Mr Williams was preparing to address a busy room of students when he was approached by a representative of the Catholic Society and the student union and told he could not give a talk because the Catholic Society had failed to submit a speaker approval form.
Comments written by students on social networking websites since the cancellation have provoked concerns about freedom of speech.
Hannah Webb, the external affairs and campaigns officer for the student union, wrote on Facebook about the talk: “This was cancelled!” After she was asked how, Miss Webb replied that “their speaker hadn’t been approved so fairly easily”.
Miss Webb added that the event had been “flagged up” beforehand and “a number of us were alarmed that such a speaker had been allowed to go through the external vetting process”.
Beth Sutton, the student union’s Women’s Officer, also wrote on Twitter: “We managed to stop it [the talk] because union protocol wasn’t followed.”
Mr Williams responded on Twitter and asked if Miss Sutton would have been so concerned about protocol were it another event. She replied she would be equally concerned for events “on the boundaries of what UCLU allows and requires discussion”.
Miss Sutton had also made a Twitter appeal to her followers prior to the talk asking them to disrupt the “bigoted homophobic” event.
Mr Williams said that he was worried about the future of Catholic apologetics on campus. He said: “This experience makes me concerned for the ability of Catholic apologists and speakers to talk on university campuses.
“If student unions will ban a presentation of Catholic teaching on the specious grounds that it is ‘homophobic’ or ‘hate speech’, or merely because it might make some people feel ‘unsafe’, then this will constitute an effective censoring of the presentation of Catholic teaching (at least on sexual ethics and sexuality) in any student atmosphere.
Ah yes, our specious old friend “safety.” If progressives feel unsafe, then they are unsafe. Cher told us so (“Words are like weapons/They wound sometimes”). The reader who sent this story from London writes:
It’s the same deal as the Ray Kelly thing – radical students using the idea of speech as violence to shut down debate that they find uncomfortable, using bureaucratic regulation as a cover, and supposed
liberals either shrugging their shoulders or only issuing the most mealy-mouthed or perfunctory of criticism.
The chap who was due to speak, a Catholic apologist, is a good friend of mine, and one of the most genial and kindly of men: a true English gent. The idea of him as a hate preacher is simply bizarre. Much more hateful, in the true sense of that word, has been some of the feedback he’s received on Twitter and Facebook over this. But that’s the world we live in now, I guess.

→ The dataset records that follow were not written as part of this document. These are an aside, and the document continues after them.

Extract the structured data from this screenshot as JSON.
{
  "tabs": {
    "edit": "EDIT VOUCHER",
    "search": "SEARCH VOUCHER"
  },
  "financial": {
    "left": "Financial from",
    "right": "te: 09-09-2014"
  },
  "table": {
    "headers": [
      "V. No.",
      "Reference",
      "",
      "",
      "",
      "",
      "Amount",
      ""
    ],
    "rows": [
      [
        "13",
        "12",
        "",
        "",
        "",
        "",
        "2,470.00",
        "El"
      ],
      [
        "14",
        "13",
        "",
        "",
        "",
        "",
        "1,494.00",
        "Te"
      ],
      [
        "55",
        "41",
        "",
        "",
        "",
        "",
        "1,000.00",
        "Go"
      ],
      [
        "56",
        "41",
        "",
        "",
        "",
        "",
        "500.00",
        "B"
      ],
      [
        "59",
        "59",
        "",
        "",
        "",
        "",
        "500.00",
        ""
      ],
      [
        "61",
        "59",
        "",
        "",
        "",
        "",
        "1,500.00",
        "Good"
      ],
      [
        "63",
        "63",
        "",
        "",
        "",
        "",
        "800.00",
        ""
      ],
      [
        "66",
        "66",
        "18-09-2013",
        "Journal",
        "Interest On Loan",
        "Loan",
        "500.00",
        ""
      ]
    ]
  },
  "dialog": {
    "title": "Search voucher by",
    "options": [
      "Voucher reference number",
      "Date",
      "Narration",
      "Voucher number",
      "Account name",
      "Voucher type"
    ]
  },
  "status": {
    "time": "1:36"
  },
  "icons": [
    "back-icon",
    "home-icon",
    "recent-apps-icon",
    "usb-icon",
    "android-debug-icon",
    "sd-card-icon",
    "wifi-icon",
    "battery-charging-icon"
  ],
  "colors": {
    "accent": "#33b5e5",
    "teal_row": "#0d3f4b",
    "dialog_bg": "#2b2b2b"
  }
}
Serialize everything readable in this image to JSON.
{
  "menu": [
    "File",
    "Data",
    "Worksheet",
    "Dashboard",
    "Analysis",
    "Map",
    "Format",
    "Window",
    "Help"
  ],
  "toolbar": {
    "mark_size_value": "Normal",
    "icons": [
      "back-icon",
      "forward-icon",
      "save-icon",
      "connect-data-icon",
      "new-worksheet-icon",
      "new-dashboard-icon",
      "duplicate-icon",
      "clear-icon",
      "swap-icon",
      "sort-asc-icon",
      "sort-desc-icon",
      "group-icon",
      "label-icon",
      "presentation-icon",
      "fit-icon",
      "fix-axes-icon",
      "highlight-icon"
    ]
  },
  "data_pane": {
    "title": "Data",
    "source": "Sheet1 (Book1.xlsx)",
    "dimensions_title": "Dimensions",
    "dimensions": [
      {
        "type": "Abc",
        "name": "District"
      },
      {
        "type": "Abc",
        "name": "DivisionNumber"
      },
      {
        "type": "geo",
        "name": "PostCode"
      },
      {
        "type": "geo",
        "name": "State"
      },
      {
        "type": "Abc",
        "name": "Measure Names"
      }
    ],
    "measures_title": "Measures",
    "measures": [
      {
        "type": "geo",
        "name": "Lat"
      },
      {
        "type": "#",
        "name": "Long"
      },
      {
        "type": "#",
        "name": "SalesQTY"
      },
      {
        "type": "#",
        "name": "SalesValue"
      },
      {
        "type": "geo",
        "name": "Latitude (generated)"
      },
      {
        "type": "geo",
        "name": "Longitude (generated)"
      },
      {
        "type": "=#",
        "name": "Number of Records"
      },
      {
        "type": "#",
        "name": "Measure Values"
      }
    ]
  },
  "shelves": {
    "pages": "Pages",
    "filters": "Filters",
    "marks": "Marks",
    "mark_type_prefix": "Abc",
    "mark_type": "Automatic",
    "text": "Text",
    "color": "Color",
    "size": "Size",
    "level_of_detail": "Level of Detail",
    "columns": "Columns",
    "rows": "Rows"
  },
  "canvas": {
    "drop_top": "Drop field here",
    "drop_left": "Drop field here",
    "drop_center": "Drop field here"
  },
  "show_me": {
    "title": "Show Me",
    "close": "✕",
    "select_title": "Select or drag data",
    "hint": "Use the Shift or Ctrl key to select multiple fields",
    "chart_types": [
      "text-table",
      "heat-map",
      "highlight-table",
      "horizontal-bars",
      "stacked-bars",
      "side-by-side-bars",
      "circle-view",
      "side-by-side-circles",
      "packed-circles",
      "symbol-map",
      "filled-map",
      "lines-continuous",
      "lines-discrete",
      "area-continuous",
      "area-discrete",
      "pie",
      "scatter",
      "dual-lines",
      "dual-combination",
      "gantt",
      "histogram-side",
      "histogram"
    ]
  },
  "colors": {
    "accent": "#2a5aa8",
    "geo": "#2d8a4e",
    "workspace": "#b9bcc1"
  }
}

In the Brown thread, a reader accused me of lacking empathy for the “victims” of stop-and-frisk. This is misleading in an important way. The assumption there is that if I had empathy for these people, I would have supported shutting down Ray Kelly’s speech. That I don’t support Ray Kelly’s speech means that I am morally deficient. You see how that works? You have to prove your moral worth by supporting radically illiberal tactics, or stand accused of racism, homophobia, what have you.
It is entirely possible to believe stop-and-frisk — a policy on which I have no strong opinion, because I don’t know enough about it to say; we don’t all have to have an opinion on everything — is unconstitutional and racist, and still believe that Ray Kelly has a right to make his case for it on campus. In fact, it is not only possible to believe these things, it is necessary to believe them, if we are going to respect a liberal framework for discourse that protects the free speech of both progressives and conservatives, and that makes it more likely that all of us will have the information we need to deliberate on important questions responsibly. To believe otherwise is to privilege emotion over reason, which is to yield to the mob. A mob is a mob is a mob, whether they are left-wingers on an Ivy League campus, or right-winger elsewhere — and a mob is always and everywhere an enemy of civilization.
It is alarming that the people in charge of these institutions of higher learning lack the spine to understand what is at stake in these disputes, and stand up for the right of speakers who present opinions that may be unpopular to be heard. This does not mean that everyone has a moral right to be heard everywhere at all times. But it does mean that the bias ought to be towards more and greater speech, and if an institution does choose to allow a speaker to come to campus, no matter what his cause or opinion, that institution has a solemn obligation to protect him and his ability to state his opinion without threat or disruption. To fall short of that is to capitulate to the forces of unreason — that is, the mob.